The waitresses (known then by that term, not wait-staff), who served customers on the table side, despised getting dirty making the sticky ice-cream requests from their customers, but I loved creating the delectations.  We struck a deal: I would make their desserts, saving them time and messy cleanups, and they would share tips with me!

By helping those women arguably more FUN — my operative word then — came my way, AND I earned more money than they took home.  You see, in addition to making desserts I serviced the entire 21-seat counter alone.  The complimentary comments from my customers, who had front-row seats to watch me fill not only their dinner and their ice-cream orders, but also those of my waitress “customers,” were the highlight of my nights on the job.  More than once, I received standing ovations for juggling food orders and piling on the whipped cream and cherries for the satisfied ladies!
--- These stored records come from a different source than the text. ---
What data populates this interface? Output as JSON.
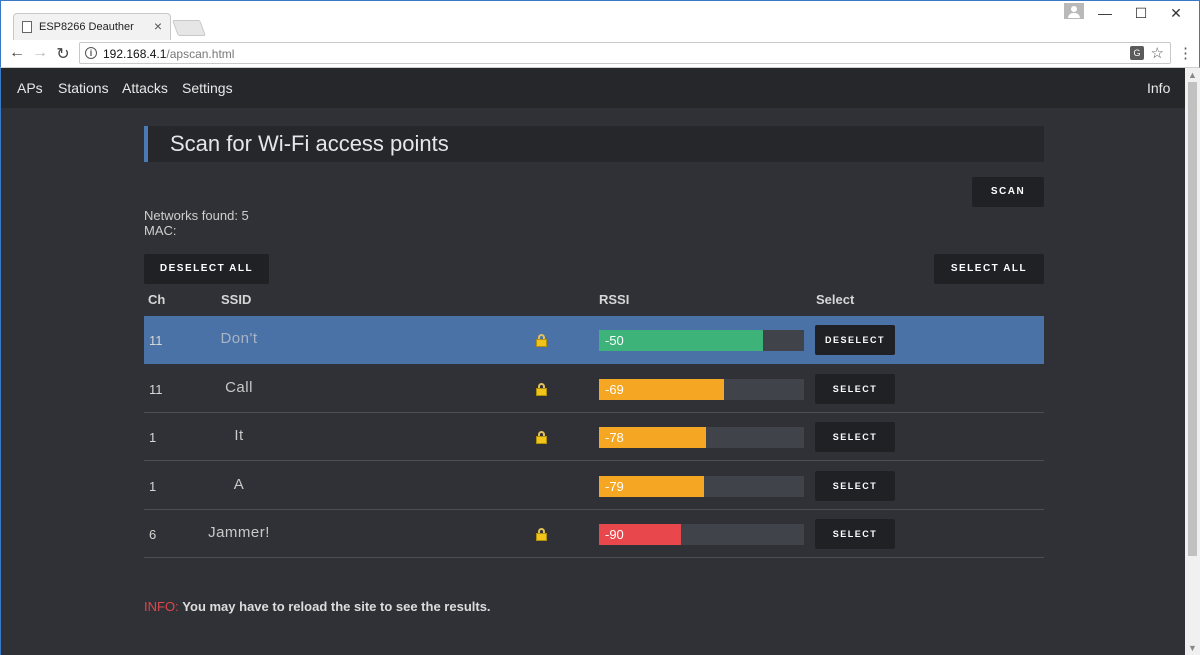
{
  "browser": {
    "tab_title": "ESP8266 Deauther",
    "tab_close": "×",
    "url_host": "192.168.4.1",
    "url_path": "/apscan.html"
  },
  "nav": {
    "links": [
      "APs",
      "Stations",
      "Attacks",
      "Settings"
    ],
    "info": "Info"
  },
  "header": {
    "title": "Scan for Wi-Fi access points"
  },
  "buttons": {
    "scan": "SCAN",
    "deselect_all": "DESELECT ALL",
    "select_all": "SELECT ALL"
  },
  "summary": {
    "networks_found": "Networks found: 5",
    "mac": "MAC:"
  },
  "table": {
    "headers": {
      "ch": "Ch",
      "ssid": "SSID",
      "rssi": "RSSI",
      "select": "Select"
    },
    "rows": [
      {
        "ch": "11",
        "ssid": "Don't",
        "locked": true,
        "rssi": "-50",
        "fill_percent": 80,
        "bar_color": "#3db37a",
        "button": "DESELECT",
        "selected": true
      },
      {
        "ch": "11",
        "ssid": "Call",
        "locked": true,
        "rssi": "-69",
        "fill_percent": 61,
        "bar_color": "#f5a623",
        "button": "SELECT",
        "selected": false
      },
      {
        "ch": "1",
        "ssid": "It",
        "locked": true,
        "rssi": "-78",
        "fill_percent": 52,
        "bar_color": "#f5a623",
        "button": "SELECT",
        "selected": false
      },
      {
        "ch": "1",
        "ssid": "A",
        "locked": false,
        "rssi": "-79",
        "fill_percent": 51,
        "bar_color": "#f5a623",
        "button": "SELECT",
        "selected": false
      },
      {
        "ch": "6",
        "ssid": "Jammer!",
        "locked": true,
        "rssi": "-90",
        "fill_percent": 40,
        "bar_color": "#e8484c",
        "button": "SELECT",
        "selected": false
      }
    ]
  },
  "info": {
    "tag": "INFO:",
    "text": "You may have to reload the site to see the results."
  },
  "icons": {
    "lock": "lock-icon",
    "back": "back-arrow-icon",
    "forward": "forward-arrow-icon",
    "reload": "reload-icon"
  }
}
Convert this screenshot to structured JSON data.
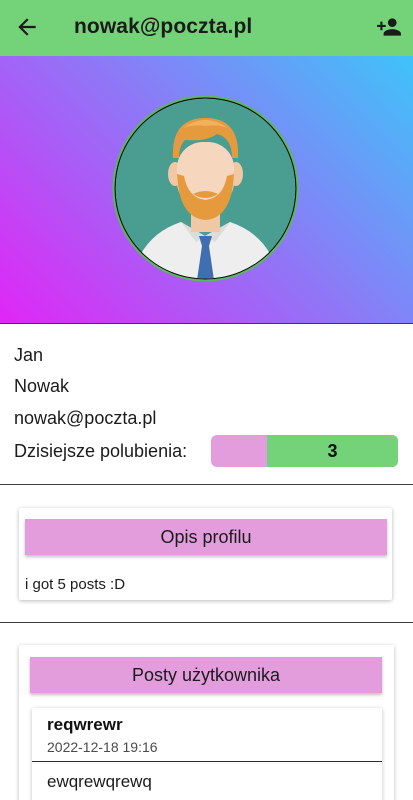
{
  "appbar": {
    "title": "nowak@poczta.pl",
    "back_icon": "arrow-left-icon",
    "add_icon": "person-add-icon",
    "background": "#74d279"
  },
  "hero": {
    "gradient_colors": [
      "#3fc3f9",
      "#8a7cf7",
      "#e126f6"
    ],
    "avatar_icon": "bearded-man-avatar"
  },
  "profile": {
    "first_name": "Jan",
    "last_name": "Nowak",
    "email": "nowak@poczta.pl",
    "likes_label": "Dzisiejsze polubienia:",
    "likes_value": "3",
    "likes_fill_fraction": 0.7
  },
  "bio": {
    "header": "Opis profilu",
    "text": "i got 5 posts :D",
    "header_color": "#e39ddd"
  },
  "posts": {
    "header": "Posty użytkownika",
    "items": [
      {
        "title": "reqwrewr",
        "date": "2022-12-18 19:16",
        "body": "ewqrewqrewq"
      }
    ]
  }
}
My “performances” filled my tip jar, but seeing satisfied customers depart happy made my nights at HoJo’s memories to never forget.
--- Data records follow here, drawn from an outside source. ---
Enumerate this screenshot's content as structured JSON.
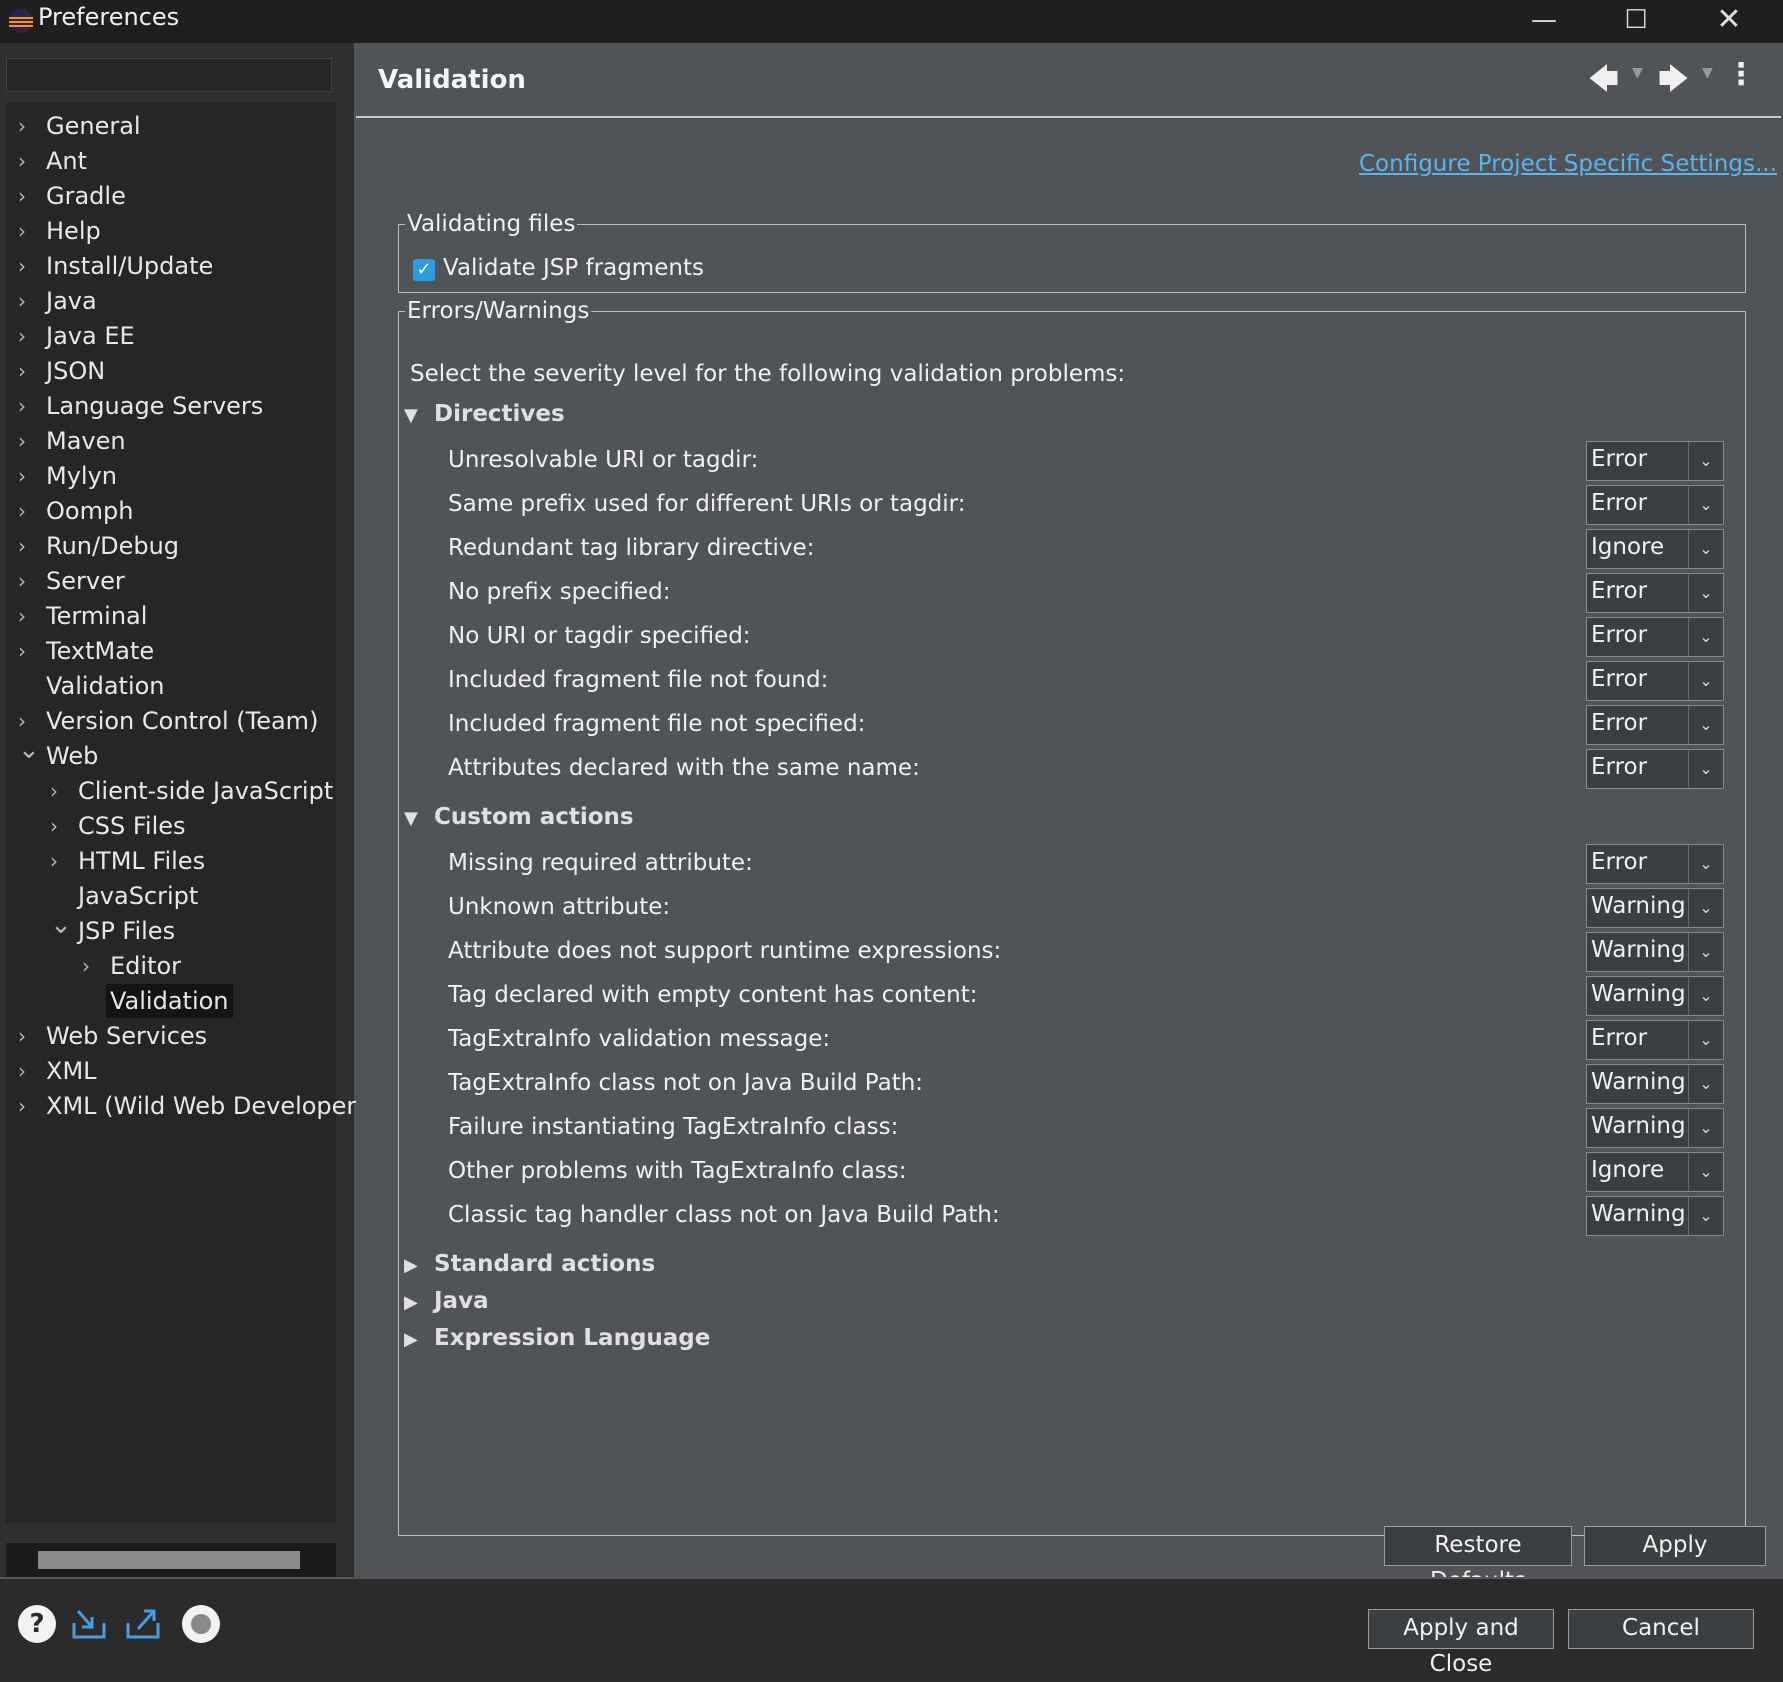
{
  "window": {
    "title": "Preferences"
  },
  "tree": {
    "filter_value": "",
    "items": [
      {
        "label": "General",
        "depth": 0,
        "expander": "collapsed"
      },
      {
        "label": "Ant",
        "depth": 0,
        "expander": "collapsed"
      },
      {
        "label": "Gradle",
        "depth": 0,
        "expander": "collapsed"
      },
      {
        "label": "Help",
        "depth": 0,
        "expander": "collapsed"
      },
      {
        "label": "Install/Update",
        "depth": 0,
        "expander": "collapsed"
      },
      {
        "label": "Java",
        "depth": 0,
        "expander": "collapsed"
      },
      {
        "label": "Java EE",
        "depth": 0,
        "expander": "collapsed"
      },
      {
        "label": "JSON",
        "depth": 0,
        "expander": "collapsed"
      },
      {
        "label": "Language Servers",
        "depth": 0,
        "expander": "collapsed"
      },
      {
        "label": "Maven",
        "depth": 0,
        "expander": "collapsed"
      },
      {
        "label": "Mylyn",
        "depth": 0,
        "expander": "collapsed"
      },
      {
        "label": "Oomph",
        "depth": 0,
        "expander": "collapsed"
      },
      {
        "label": "Run/Debug",
        "depth": 0,
        "expander": "collapsed"
      },
      {
        "label": "Server",
        "depth": 0,
        "expander": "collapsed"
      },
      {
        "label": "Terminal",
        "depth": 0,
        "expander": "collapsed"
      },
      {
        "label": "TextMate",
        "depth": 0,
        "expander": "collapsed"
      },
      {
        "label": "Validation",
        "depth": 0,
        "expander": "none"
      },
      {
        "label": "Version Control (Team)",
        "depth": 0,
        "expander": "collapsed"
      },
      {
        "label": "Web",
        "depth": 0,
        "expander": "expanded"
      },
      {
        "label": "Client-side JavaScript",
        "depth": 1,
        "expander": "collapsed"
      },
      {
        "label": "CSS Files",
        "depth": 1,
        "expander": "collapsed"
      },
      {
        "label": "HTML Files",
        "depth": 1,
        "expander": "collapsed"
      },
      {
        "label": "JavaScript",
        "depth": 1,
        "expander": "none"
      },
      {
        "label": "JSP Files",
        "depth": 1,
        "expander": "expanded"
      },
      {
        "label": "Editor",
        "depth": 2,
        "expander": "collapsed"
      },
      {
        "label": "Validation",
        "depth": 2,
        "expander": "none",
        "selected": true
      },
      {
        "label": "Web Services",
        "depth": 0,
        "expander": "collapsed"
      },
      {
        "label": "XML",
        "depth": 0,
        "expander": "collapsed"
      },
      {
        "label": "XML (Wild Web Developer)",
        "depth": 0,
        "expander": "collapsed"
      }
    ]
  },
  "page": {
    "title": "Validation",
    "config_link": "Configure Project Specific Settings...",
    "validating_files": {
      "legend": "Validating files",
      "validate_jsp_fragments": {
        "label": "Validate JSP fragments",
        "checked": true
      }
    },
    "errors_warnings": {
      "legend": "Errors/Warnings",
      "intro": "Select the severity level for the following validation problems:",
      "sections": [
        {
          "title": "Directives",
          "expanded": true,
          "items": [
            {
              "label": "Unresolvable URI or tagdir:",
              "value": "Error"
            },
            {
              "label": "Same prefix used for different URIs or tagdir:",
              "value": "Error"
            },
            {
              "label": "Redundant tag library directive:",
              "value": "Ignore"
            },
            {
              "label": "No prefix specified:",
              "value": "Error"
            },
            {
              "label": "No URI or tagdir specified:",
              "value": "Error"
            },
            {
              "label": "Included fragment file not found:",
              "value": "Error"
            },
            {
              "label": "Included fragment file not specified:",
              "value": "Error"
            },
            {
              "label": "Attributes declared with the same name:",
              "value": "Error"
            }
          ]
        },
        {
          "title": "Custom actions",
          "expanded": true,
          "items": [
            {
              "label": "Missing required attribute:",
              "value": "Error"
            },
            {
              "label": "Unknown attribute:",
              "value": "Warning"
            },
            {
              "label": "Attribute does not support runtime expressions:",
              "value": "Warning"
            },
            {
              "label": "Tag declared with empty content has content:",
              "value": "Warning"
            },
            {
              "label": "TagExtraInfo validation message:",
              "value": "Error"
            },
            {
              "label": "TagExtraInfo class not on Java Build Path:",
              "value": "Warning"
            },
            {
              "label": "Failure instantiating TagExtraInfo class:",
              "value": "Warning"
            },
            {
              "label": "Other problems with TagExtraInfo class:",
              "value": "Ignore"
            },
            {
              "label": "Classic tag handler class not on Java Build Path:",
              "value": "Warning"
            }
          ]
        },
        {
          "title": "Standard actions",
          "expanded": false,
          "items": []
        },
        {
          "title": "Java",
          "expanded": false,
          "items": []
        },
        {
          "title": "Expression Language",
          "expanded": false,
          "items": []
        }
      ]
    },
    "restore_defaults_label": "Restore Defaults",
    "apply_label": "Apply"
  },
  "footer": {
    "apply_close_label": "Apply and Close",
    "cancel_label": "Cancel"
  },
  "icons": {
    "back": "arrow-left-icon",
    "forward": "arrow-right-icon",
    "menu": "kebab-menu-icon",
    "help": "help-icon",
    "import": "import-icon",
    "export": "export-icon",
    "record": "record-icon"
  },
  "colors": {
    "accent": "#2f9be0",
    "link": "#5ab4f0",
    "panel": "#505458",
    "tree_bg": "#262626"
  }
}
Chef Tell Erhardt, America’s pioneer TV showman chef

He was America’s pioneer TV showman chef. His audience was eight times larger than Julia Child. He was a best-selling author — one of his recipe books sold over 230,000 copies in 1982.  He cooked for kings, queens, politicians, TV and movie celebrities, and taught millions how to cook at home.
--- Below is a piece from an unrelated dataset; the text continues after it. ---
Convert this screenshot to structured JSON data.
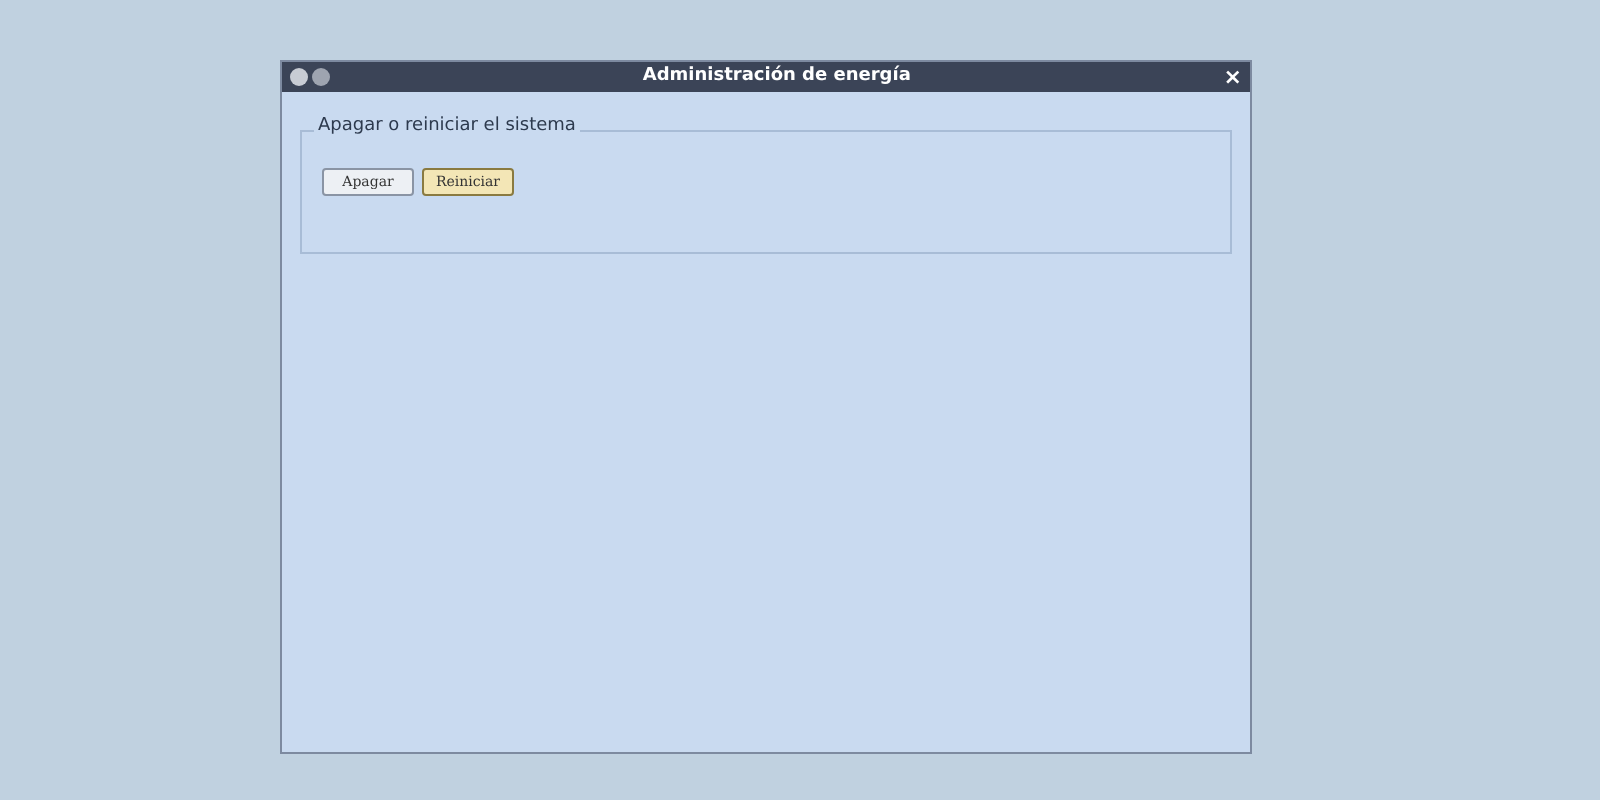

Chef Tell was funny and informative at the same time.  He was Regis Philbin’s favorite TV chef guest.  At the peak of his TV career, Tell had 40,000,000 fans watching his TV segments three times a week, and affiliate stations received as many as 20,000 requests PER WEEK for his recipes in the 1970s.

He drew massive crowds to convention centers, who watched his live food preparation and cooking demonstrations.

Tell loved dogs, fast cars, women, motorcycles and children.

Chef Tell was one of a kind, ahead of his time and a trail-blazer.  TV chefs of today owe him a tip of their toques (tall white hats) for creating a new brand: the TV showman chef.

©Ron Kule, 2012. All Rights Reserved.  Any copies, reproductions or unauthorized use of these contents, in whole or in part, without express written permission of the copyright owner is prohibited and is a violation of all applicable copyright laws.  Permission to copy or use the materials may be obtained through

Chef Tell Erhardt Biography

‎”Chef Tell was a gifted, caring entertainer, who could perform like the best of artists. And, like the best of the best, he gave us encores — enough to keep us happy but never so many that we didn’t end up wanting more …” excerpted from the forthcoming biography written by Ronald Joseph Kule, targeted for a 2013 release.

©Ron Kule, 2012. All Rights Reserved.  Any copies, reproductions or unauthorized use of these contents, in whole or in part, without express written permission of the copyright owner is prohibited and is a violation of all applicable copyright laws.  Permission to copy or use the materials may be obtained through